Each week, nearly 25,000 adults and 3,600 children die from AIDS globally. This includes nearly 18,000 adults and 3,400 children in sub-Saharan Africa alone. While co-infection with tuberculosis is often the proximate cause of death, the unfortunate cause in far too many cases is stigma. Stigma kills. It’s that simple. While we have made great strides in overcoming stigma through access to HIV prevention, care, and treatment services, work remains to be done. Fear of disclosure still keeps people from seeking help; it delays access to life-saving treatments and it contributes to poor adherence. We are seeing the effects of stigma today in West Africa -- and here at home -- with the Ebola epidemic. We have been seeing it for decades with HIV/AIDS. On World AIDS Day 2014, nearly 35 years into the global AIDS epidemic and more than 10 years after launching the U.S. President’s Emergency Plan for AIDS Relief (PEPFAR), it is important to reflect on how far we have come in our partnership with the governments and people of Africa and on how much still needs to be done.
Today, the Bureau of African Affairs and our embassies across Africa are working with the U.S. Global AIDS Coordinator, Ambassador Deborah L. Birx, M.D., to do, as she puts it, “The Right Things, in the Right Places, at the Right Time.” By that she means, working with our partners to target resources most effectively. Through PEPFAR, the Global Fund to Fight AIDS, Tuberculosis and Malaria, and a strong commitment from countries themselves, tremendous progress has been made over the past decade. Together we have saved millions of lives. But with millions of people undiagnosed and untreated and rates of new infections stubbornly high in too many countries, we have to examine the barriers that still exist to treatment and prevention. One of those, even after all these years, is stigma, the reluctance to acknowledge the disease; the shunning and shaming of those who are infected; the failures of some leaders to speak out openly about the disease; and the countless barriers to personal or public disclosure.

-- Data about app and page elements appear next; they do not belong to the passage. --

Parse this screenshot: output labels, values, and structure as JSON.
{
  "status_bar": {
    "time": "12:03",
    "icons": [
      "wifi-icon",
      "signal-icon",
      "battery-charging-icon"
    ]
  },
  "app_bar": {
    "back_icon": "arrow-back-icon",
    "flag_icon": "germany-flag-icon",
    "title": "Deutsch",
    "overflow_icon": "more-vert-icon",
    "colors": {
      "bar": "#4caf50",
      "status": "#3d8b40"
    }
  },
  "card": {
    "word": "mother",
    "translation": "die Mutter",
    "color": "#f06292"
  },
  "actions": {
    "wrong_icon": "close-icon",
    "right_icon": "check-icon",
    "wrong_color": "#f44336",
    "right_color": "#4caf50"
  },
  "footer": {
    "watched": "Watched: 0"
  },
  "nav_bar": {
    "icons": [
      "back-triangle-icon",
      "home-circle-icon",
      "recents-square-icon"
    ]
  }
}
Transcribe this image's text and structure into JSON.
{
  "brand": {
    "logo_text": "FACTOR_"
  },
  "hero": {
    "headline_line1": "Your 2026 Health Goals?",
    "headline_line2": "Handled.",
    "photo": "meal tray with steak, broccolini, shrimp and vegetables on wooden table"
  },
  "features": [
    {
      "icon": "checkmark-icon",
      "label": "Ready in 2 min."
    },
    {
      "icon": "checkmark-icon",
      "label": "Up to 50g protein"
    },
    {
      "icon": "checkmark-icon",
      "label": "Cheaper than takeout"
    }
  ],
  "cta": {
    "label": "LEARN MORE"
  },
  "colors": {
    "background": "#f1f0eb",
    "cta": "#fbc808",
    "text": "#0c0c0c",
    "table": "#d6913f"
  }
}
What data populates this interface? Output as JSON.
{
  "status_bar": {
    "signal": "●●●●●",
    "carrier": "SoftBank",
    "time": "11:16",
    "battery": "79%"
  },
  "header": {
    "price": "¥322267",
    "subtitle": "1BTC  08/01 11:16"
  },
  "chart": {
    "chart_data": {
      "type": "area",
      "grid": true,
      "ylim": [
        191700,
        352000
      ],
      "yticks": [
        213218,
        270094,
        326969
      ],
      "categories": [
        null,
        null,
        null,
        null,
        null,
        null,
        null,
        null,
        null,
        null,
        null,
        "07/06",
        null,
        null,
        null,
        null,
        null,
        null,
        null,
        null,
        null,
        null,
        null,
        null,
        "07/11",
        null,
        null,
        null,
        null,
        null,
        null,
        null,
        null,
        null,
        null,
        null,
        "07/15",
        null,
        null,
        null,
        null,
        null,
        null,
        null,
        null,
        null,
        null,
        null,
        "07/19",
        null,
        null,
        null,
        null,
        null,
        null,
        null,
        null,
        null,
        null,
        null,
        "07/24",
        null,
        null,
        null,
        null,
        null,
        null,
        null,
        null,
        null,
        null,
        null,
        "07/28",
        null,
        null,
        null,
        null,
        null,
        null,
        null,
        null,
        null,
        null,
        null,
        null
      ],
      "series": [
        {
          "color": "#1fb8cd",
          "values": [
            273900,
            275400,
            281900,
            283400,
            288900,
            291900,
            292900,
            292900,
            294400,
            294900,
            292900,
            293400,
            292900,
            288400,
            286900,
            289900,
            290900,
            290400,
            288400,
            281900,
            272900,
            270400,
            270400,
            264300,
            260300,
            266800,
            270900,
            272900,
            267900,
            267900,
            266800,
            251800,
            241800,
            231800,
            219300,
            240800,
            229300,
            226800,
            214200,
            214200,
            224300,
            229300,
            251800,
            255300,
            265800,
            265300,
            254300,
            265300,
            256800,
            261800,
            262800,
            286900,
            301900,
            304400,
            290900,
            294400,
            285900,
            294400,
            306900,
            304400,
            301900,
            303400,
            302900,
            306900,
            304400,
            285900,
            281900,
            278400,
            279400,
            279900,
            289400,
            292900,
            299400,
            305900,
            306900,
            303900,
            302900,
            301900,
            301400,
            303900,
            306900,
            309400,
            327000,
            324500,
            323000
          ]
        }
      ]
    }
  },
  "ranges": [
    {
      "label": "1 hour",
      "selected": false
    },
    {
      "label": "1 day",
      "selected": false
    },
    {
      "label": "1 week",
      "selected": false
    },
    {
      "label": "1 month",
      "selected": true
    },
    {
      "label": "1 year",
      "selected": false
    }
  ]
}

That’s why I am proud that today, as part of World AIDS Day, many of our posts are tackling the deadly issue of stigma head-on, through innovative approaches and frank dialogue. The Kingdom of Swaziland, for example, has the highest HIV prevalence rate in the world. More than one out of every four adults is infected. With support from PEPFAR and its lead prevention partner, Population Services International, the Ministry of Health in Swaziland is leading a ground-breaking testimonial campaign featuring ordinary HIV positive citizens who have openly declared their status. The images and stories challenge stereotypes and dispel myths in Swaziland about what it means to live with HIV. To underscore the message that anybody can be at risk for HIV/AIDS, the U.S. Embassy in Mbabane is hosting screenings at local schools of “The Announcement,” a documentary which tells the story of professional basketball player Magic Johnson and specifically addresses the issue of stigma related to HIV/AIDS.
In neighboring Mozambique, they are tackling stigma through the Embassy’s “Ser O Positivo” (Be the Positive One) campaign and through the efforts of their “AIDS Ambassadors,” individuals who have chosen to make their status public and are helping to break down the wall of silence -- starting with the Embassy community itself. In Namibia and the Democratic Republic of Congo, the Embassies are collaborating with local journalists on documentaries about HIV/AIDS. Both programs will feature interviews with people living with HIV/AIDS and talk about how stigma and social exclusion has impacted their lives, as they have learned their status, dealt with a diagnosis, and shared that diagnosis with family and friends. These are just a few examples. At U.S. Embassies across Africa, we will commemorate World AIDS Day using two of the most powerful tools in the fight -- information and dialogue.
Today, as the world confronts the Ebola epidemic in West Africa, we draw lessons and hope from our battle against another one. In Africa, 7.6 million people are alive today because they are on treatment for HIV/AIDS, thanks to PEPFAR. Just a decade ago, nearly all would have faced a certain death sentence. Both epidemics have demonstrated the importance of robust public health systems, the imperative of a strong international response, and the indispensability of local leadership. They also demonstrate the perils of stigma. That is a lesson for us here at home, just as much as in any country in Africa. Nothing spreads faster than fear and intolerance -- they can be as deadly as any virus. Our weapons against them are courage, compassion, information, and opportunities for treatment. So, on World AIDS Day 2014, take a moment to remember the millions lost, celebrate the millions saved, and salute the courage of all those fighting HIV/AIDS and other diseases.
To learn more about the U.S. government contribution to the HIV/AIDS response, please visit www.pepfar.gov.
About the Author: Linda Thomas-Greenfield serves as Assistant Secretary of State for African Affairs.
For more information:
- Watch the White House observance of World AIDS Day at 12:00 p.m. (EST) on Monday, December 1, 2014.
- Read about PEPFAR's 2014 World AIDS Day announcements.